Interface dataset entries:
▬▬▬

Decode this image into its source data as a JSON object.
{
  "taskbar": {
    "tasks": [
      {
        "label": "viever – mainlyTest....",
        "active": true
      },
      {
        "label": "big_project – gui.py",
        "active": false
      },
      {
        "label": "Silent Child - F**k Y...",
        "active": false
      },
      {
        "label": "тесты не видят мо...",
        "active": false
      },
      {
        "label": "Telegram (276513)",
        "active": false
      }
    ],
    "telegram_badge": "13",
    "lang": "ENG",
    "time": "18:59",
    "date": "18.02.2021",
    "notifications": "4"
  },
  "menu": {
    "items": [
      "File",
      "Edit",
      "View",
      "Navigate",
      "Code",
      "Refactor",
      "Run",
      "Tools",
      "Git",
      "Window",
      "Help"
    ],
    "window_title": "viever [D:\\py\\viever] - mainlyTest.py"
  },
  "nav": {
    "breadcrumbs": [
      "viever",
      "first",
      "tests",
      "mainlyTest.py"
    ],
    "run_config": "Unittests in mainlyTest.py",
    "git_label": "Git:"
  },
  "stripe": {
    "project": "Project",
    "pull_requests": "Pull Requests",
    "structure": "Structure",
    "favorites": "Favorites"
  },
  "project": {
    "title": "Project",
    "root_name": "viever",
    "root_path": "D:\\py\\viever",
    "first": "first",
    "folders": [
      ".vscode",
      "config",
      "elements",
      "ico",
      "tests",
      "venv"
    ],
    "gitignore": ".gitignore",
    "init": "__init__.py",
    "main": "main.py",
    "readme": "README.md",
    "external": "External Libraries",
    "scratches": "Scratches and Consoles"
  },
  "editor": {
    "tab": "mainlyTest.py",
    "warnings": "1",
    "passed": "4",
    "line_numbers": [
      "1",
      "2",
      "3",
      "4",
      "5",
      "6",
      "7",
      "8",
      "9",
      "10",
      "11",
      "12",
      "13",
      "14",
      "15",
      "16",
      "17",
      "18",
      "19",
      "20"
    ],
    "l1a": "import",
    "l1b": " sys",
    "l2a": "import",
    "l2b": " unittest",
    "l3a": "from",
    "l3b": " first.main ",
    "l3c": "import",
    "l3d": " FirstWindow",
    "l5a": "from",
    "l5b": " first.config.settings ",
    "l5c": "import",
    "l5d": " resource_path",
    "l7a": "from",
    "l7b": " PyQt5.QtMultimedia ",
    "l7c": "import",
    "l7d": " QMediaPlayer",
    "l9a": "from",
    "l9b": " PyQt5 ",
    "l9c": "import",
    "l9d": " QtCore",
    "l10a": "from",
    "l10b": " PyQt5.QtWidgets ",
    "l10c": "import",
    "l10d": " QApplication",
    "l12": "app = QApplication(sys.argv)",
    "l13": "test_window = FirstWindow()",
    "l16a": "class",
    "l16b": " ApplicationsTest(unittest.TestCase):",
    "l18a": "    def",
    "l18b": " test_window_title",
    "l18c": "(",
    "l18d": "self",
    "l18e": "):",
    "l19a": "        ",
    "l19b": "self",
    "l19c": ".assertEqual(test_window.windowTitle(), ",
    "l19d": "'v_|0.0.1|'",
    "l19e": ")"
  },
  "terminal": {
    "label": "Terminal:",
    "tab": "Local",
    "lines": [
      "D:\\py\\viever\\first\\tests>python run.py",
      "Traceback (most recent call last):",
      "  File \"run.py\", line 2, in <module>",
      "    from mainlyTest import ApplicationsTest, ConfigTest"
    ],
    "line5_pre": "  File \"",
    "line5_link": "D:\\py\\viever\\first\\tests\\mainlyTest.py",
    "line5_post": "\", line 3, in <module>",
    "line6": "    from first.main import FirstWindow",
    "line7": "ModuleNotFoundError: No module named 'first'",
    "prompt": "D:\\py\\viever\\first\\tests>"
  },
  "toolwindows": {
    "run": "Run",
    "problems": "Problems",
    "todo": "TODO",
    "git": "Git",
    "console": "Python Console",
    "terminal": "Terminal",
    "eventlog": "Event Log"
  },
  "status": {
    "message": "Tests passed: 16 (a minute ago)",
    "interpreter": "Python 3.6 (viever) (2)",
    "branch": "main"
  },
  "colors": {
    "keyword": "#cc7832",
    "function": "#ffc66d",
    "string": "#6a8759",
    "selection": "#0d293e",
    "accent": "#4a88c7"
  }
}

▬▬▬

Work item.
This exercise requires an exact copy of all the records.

Exercise solution.
Decode this image into its source data as a JSON object.
{
  "taskbar": {
    "tasks": [
      {
        "label": "viever – mainlyTest....",
        "active": true
      },
      {
        "label": "big_project – gui.py",
        "active": false
      },
      {
        "label": "Silent Child - F**k Y...",
        "active": false
      },
      {
        "label": "тесты не видят мо...",
        "active": false
      },
      {
        "label": "Telegram (276513)",
        "active": false
      }
    ],
    "telegram_badge": "13",
    "lang": "ENG",
    "time": "18:59",
    "date": "18.02.2021",
    "notifications": "4"
  },
  "menu": {
    "items": [
      "File",
      "Edit",
      "View",
      "Navigate",
      "Code",
      "Refactor",
      "Run",
      "Tools",
      "Git",
      "Window",
      "Help"
    ],
    "window_title": "viever [D:\\py\\viever] - mainlyTest.py"
  },
  "nav": {
    "breadcrumbs": [
      "viever",
      "first",
      "tests",
      "mainlyTest.py"
    ],
    "run_config": "Unittests in mainlyTest.py",
    "git_label": "Git:"
  },
  "stripe": {
    "project": "Project",
    "pull_requests": "Pull Requests",
    "structure": "Structure",
    "favorites": "Favorites"
  },
  "project": {
    "title": "Project",
    "root_name": "viever",
    "root_path": "D:\\py\\viever",
    "first": "first",
    "folders": [
      ".vscode",
      "config",
      "elements",
      "ico",
      "tests",
      "venv"
    ],
    "gitignore": ".gitignore",
    "init": "__init__.py",
    "main": "main.py",
    "readme": "README.md",
    "external": "External Libraries",
    "scratches": "Scratches and Consoles"
  },
  "editor": {
    "tab": "mainlyTest.py",
    "warnings": "1",
    "passed": "4",
    "line_numbers": [
      "1",
      "2",
      "3",
      "4",
      "5",
      "6",
      "7",
      "8",
      "9",
      "10",
      "11",
      "12",
      "13",
      "14",
      "15",
      "16",
      "17",
      "18",
      "19",
      "20"
    ],
    "l1a": "import",
    "l1b": " sys",
    "l2a": "import",
    "l2b": " unittest",
    "l3a": "from",
    "l3b": " first.main ",
    "l3c": "import",
    "l3d": " FirstWindow",
    "l5a": "from",
    "l5b": " first.config.settings ",
    "l5c": "import",
    "l5d": " resource_path",
    "l7a": "from",
    "l7b": " PyQt5.QtMultimedia ",
    "l7c": "import",
    "l7d": " QMediaPlayer",
    "l9a": "from",
    "l9b": " PyQt5 ",
    "l9c": "import",
    "l9d": " QtCore",
    "l10a": "from",
    "l10b": " PyQt5.QtWidgets ",
    "l10c": "import",
    "l10d": " QApplication",
    "l12": "app = QApplication(sys.argv)",
    "l13": "test_window = FirstWindow()",
    "l16a": "class",
    "l16b": " ApplicationsTest(unittest.TestCase):",
    "l18a": "    def",
    "l18b": " test_window_title",
    "l18c": "(",
    "l18d": "self",
    "l18e": "):",
    "l19a": "        ",
    "l19b": "self",
    "l19c": ".assertEqual(test_window.windowTitle(), ",
    "l19d": "'v_|0.0.1|'",
    "l19e": ")"
  },
  "terminal": {
    "label": "Terminal:",
    "tab": "Local",
    "lines": [
      "D:\\py\\viever\\first\\tests>python run.py",
      "Traceback (most recent call last):",
      "  File \"run.py\", line 2, in <module>",
      "    from mainlyTest import ApplicationsTest, ConfigTest"
    ],
    "line5_pre": "  File \"",
    "line5_link": "D:\\py\\viever\\first\\tests\\mainlyTest.py",
    "line5_post": "\", line 3, in <module>",
    "line6": "    from first.main import FirstWindow",
    "line7": "ModuleNotFoundError: No module named 'first'",
    "prompt": "D:\\py\\viever\\first\\tests>"
  },
  "toolwindows": {
    "run": "Run",
    "problems": "Problems",
    "todo": "TODO",
    "git": "Git",
    "console": "Python Console",
    "terminal": "Terminal",
    "eventlog": "Event Log"
  },
  "status": {
    "message": "Tests passed: 16 (a minute ago)",
    "interpreter": "Python 3.6 (viever) (2)",
    "branch": "main"
  },
  "colors": {
    "keyword": "#cc7832",
    "function": "#ffc66d",
    "string": "#6a8759",
    "selection": "#0d293e",
    "accent": "#4a88c7"
  }
}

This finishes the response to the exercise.